PROBLEM DETAILS:
What's needed is an exact copy of all the data below, without pictures.

TASK INPUT:
____________

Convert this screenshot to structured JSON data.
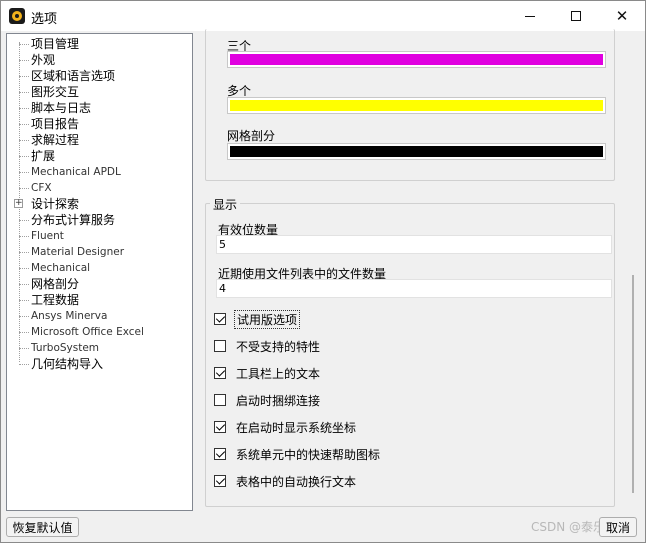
{
  "window": {
    "title": "选项",
    "minimize_glyph": "—",
    "maximize_glyph": "☐",
    "close_glyph": "✕"
  },
  "tree": {
    "items": [
      {
        "label": "项目管理",
        "lang": "zh"
      },
      {
        "label": "外观",
        "lang": "zh"
      },
      {
        "label": "区域和语言选项",
        "lang": "zh"
      },
      {
        "label": "图形交互",
        "lang": "zh"
      },
      {
        "label": "脚本与日志",
        "lang": "zh"
      },
      {
        "label": "项目报告",
        "lang": "zh"
      },
      {
        "label": "求解过程",
        "lang": "zh"
      },
      {
        "label": "扩展",
        "lang": "zh"
      },
      {
        "label": "Mechanical APDL",
        "lang": "en"
      },
      {
        "label": "CFX",
        "lang": "en"
      },
      {
        "label": "设计探索",
        "lang": "zh",
        "expandable": true,
        "expander": "+"
      },
      {
        "label": "分布式计算服务",
        "lang": "zh"
      },
      {
        "label": "Fluent",
        "lang": "en"
      },
      {
        "label": "Material Designer",
        "lang": "en"
      },
      {
        "label": "Mechanical",
        "lang": "en"
      },
      {
        "label": "网格剖分",
        "lang": "zh"
      },
      {
        "label": "工程数据",
        "lang": "zh"
      },
      {
        "label": "Ansys Minerva",
        "lang": "en"
      },
      {
        "label": "Microsoft Office Excel",
        "lang": "en"
      },
      {
        "label": "TurboSystem",
        "lang": "en"
      },
      {
        "label": "几何结构导入",
        "lang": "zh"
      }
    ]
  },
  "colors": {
    "items": [
      {
        "label": "三个",
        "color": "#e000e0"
      },
      {
        "label": "多个",
        "color": "#ffff00"
      },
      {
        "label": "网格剖分",
        "color": "#000000"
      }
    ]
  },
  "display": {
    "legend": "显示",
    "sig_digits_label": "有效位数量",
    "sig_digits_value": "5",
    "recent_files_label": "近期使用文件列表中的文件数量",
    "recent_files_value": "4",
    "checkboxes": [
      {
        "label": "试用版选项",
        "checked": true,
        "focused": true
      },
      {
        "label": "不受支持的特性",
        "checked": false
      },
      {
        "label": "工具栏上的文本",
        "checked": true
      },
      {
        "label": "启动时捆绑连接",
        "checked": false
      },
      {
        "label": "在启动时显示系统坐标",
        "checked": true
      },
      {
        "label": "系统单元中的快速帮助图标",
        "checked": true
      },
      {
        "label": "表格中的自动换行文本",
        "checked": true
      }
    ]
  },
  "buttons": {
    "reset": "恢复默认值",
    "cancel": "取消"
  },
  "watermark": "CSDN @泰乐"
}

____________

RESPONSE TO THE TASK:
Convert this screenshot to structured JSON data.
{
  "window": {
    "title": "选项",
    "minimize_glyph": "—",
    "maximize_glyph": "☐",
    "close_glyph": "✕"
  },
  "tree": {
    "items": [
      {
        "label": "项目管理",
        "lang": "zh"
      },
      {
        "label": "外观",
        "lang": "zh"
      },
      {
        "label": "区域和语言选项",
        "lang": "zh"
      },
      {
        "label": "图形交互",
        "lang": "zh"
      },
      {
        "label": "脚本与日志",
        "lang": "zh"
      },
      {
        "label": "项目报告",
        "lang": "zh"
      },
      {
        "label": "求解过程",
        "lang": "zh"
      },
      {
        "label": "扩展",
        "lang": "zh"
      },
      {
        "label": "Mechanical APDL",
        "lang": "en"
      },
      {
        "label": "CFX",
        "lang": "en"
      },
      {
        "label": "设计探索",
        "lang": "zh",
        "expandable": true,
        "expander": "+"
      },
      {
        "label": "分布式计算服务",
        "lang": "zh"
      },
      {
        "label": "Fluent",
        "lang": "en"
      },
      {
        "label": "Material Designer",
        "lang": "en"
      },
      {
        "label": "Mechanical",
        "lang": "en"
      },
      {
        "label": "网格剖分",
        "lang": "zh"
      },
      {
        "label": "工程数据",
        "lang": "zh"
      },
      {
        "label": "Ansys Minerva",
        "lang": "en"
      },
      {
        "label": "Microsoft Office Excel",
        "lang": "en"
      },
      {
        "label": "TurboSystem",
        "lang": "en"
      },
      {
        "label": "几何结构导入",
        "lang": "zh"
      }
    ]
  },
  "colors": {
    "items": [
      {
        "label": "三个",
        "color": "#e000e0"
      },
      {
        "label": "多个",
        "color": "#ffff00"
      },
      {
        "label": "网格剖分",
        "color": "#000000"
      }
    ]
  },
  "display": {
    "legend": "显示",
    "sig_digits_label": "有效位数量",
    "sig_digits_value": "5",
    "recent_files_label": "近期使用文件列表中的文件数量",
    "recent_files_value": "4",
    "checkboxes": [
      {
        "label": "试用版选项",
        "checked": true,
        "focused": true
      },
      {
        "label": "不受支持的特性",
        "checked": false
      },
      {
        "label": "工具栏上的文本",
        "checked": true
      },
      {
        "label": "启动时捆绑连接",
        "checked": false
      },
      {
        "label": "在启动时显示系统坐标",
        "checked": true
      },
      {
        "label": "系统单元中的快速帮助图标",
        "checked": true
      },
      {
        "label": "表格中的自动换行文本",
        "checked": true
      }
    ]
  },
  "buttons": {
    "reset": "恢复默认值",
    "cancel": "取消"
  },
  "watermark": "CSDN @泰乐"
}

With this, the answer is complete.